Tuesday, June 26, 2012

What happens when it rains....

You often hear winemakers lamenting the weather during flowering and complaining about a poor fruit set.  What does that mean?

The tiny flowers of grape vines must be pollinated to create grapes, just like any other fruit.  In the case of grapes, bees certainly assist, but if all goes well, they can pollinate with the wind as long as the flowers stay dry so the pollen can blow freely from one flower to the next.  When the weather gets rainy and the flowers are wet, the pollen won't blow around because it's all soggy.  The bees are not out there working the flowers much in the rain either.  So basically, nothing gets pollinated.

The picture below shows some clusters of Marquette all photographed on the same day.  (Click the pic for a larger view).  On the left, a nice healthy cluster of small grapes that had sunshine during flowering.  In the middle a cluster created by a vine that flowered a couple days later, when it was rainy.  You can see how very few flowers in the cluster got pollinated so the cluster has only a small number of grapes, plus a few tiny grapes that probably will not mature.  On the far right, an extreme example of a cluster that really didn't pollinate well at all.  Fortunately, I only have a few vines that flowered late and ended up with clusters like this.  Who knows why they flowered late, but I'm grateful for the ones that flowered when the sun was out.  This was a rough spring for grapes...very rainy in spite of early warm weather and a mild winter.

That, ladies and gentlemen, is why we pray for sun during flowering!


Tuesday, June 19, 2012

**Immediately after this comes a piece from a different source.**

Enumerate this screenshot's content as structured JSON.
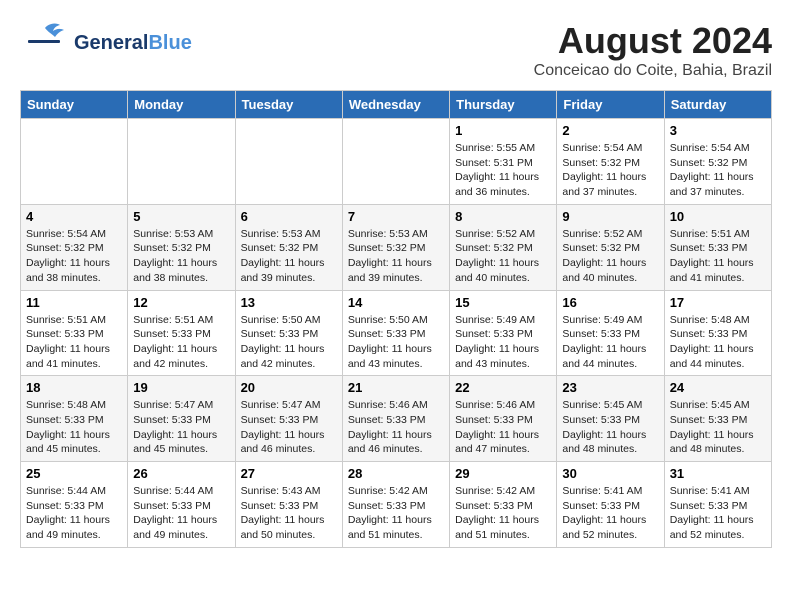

Here it is the middle of June and my Marquette vines are seriously kicking butt this year.  We had some rain during flowering, which is never good, but I would say that only 1/3 of the vines show clusters significantly affected by the rain.  The result are clusters with vastly different sized grapes on them.  The unaffected clusters all have similarly-sized (and generally larger) grapes.  But the big news is lots of clusters on lots of vines!

There might be more clusters than the vines can ripen.  We'll have to see about that as the summer goes on.  I'm mostly pretty pleased with the growth so far and I am hoping I can get 100 pounds to make a decent batch of wine.

In other news, I drove down to M&M wine today and picked up my Chilean pinot noir, which is a month late compared with last year.  They had a very late harvest and mine was on the last ship.  It actually looked darned good.  I'll get some measurements in the morning on the must once it has had a chance to warm this evening.  I destemmed and crushed it this afternoon, and threw in some Lallzyme to aid with extraction.  I'm going to experiment this time with fewer punchdowns and a cooler ferment to attempt to preserve aromatics and fruit.  Previously, I have been using the Burgundian technique of a single extreme temperature spike to aid in extraction and I really think I'm losing aromatics when I do that.  I'm hoping to replace that action with enzymatically-assisted extraction instead.

My 2011 fall "Bordeaux" (which I'm calling Meritage to be politically correct) is in my barrel and tasting pretty good.  It has a Syrah-like spice/pepper twang to it that is really cool.  I will likely bottle it in the fall when this Chilean pinot noir is ready to be barreled.  If you are really nice, you might get a bottle for Christmas.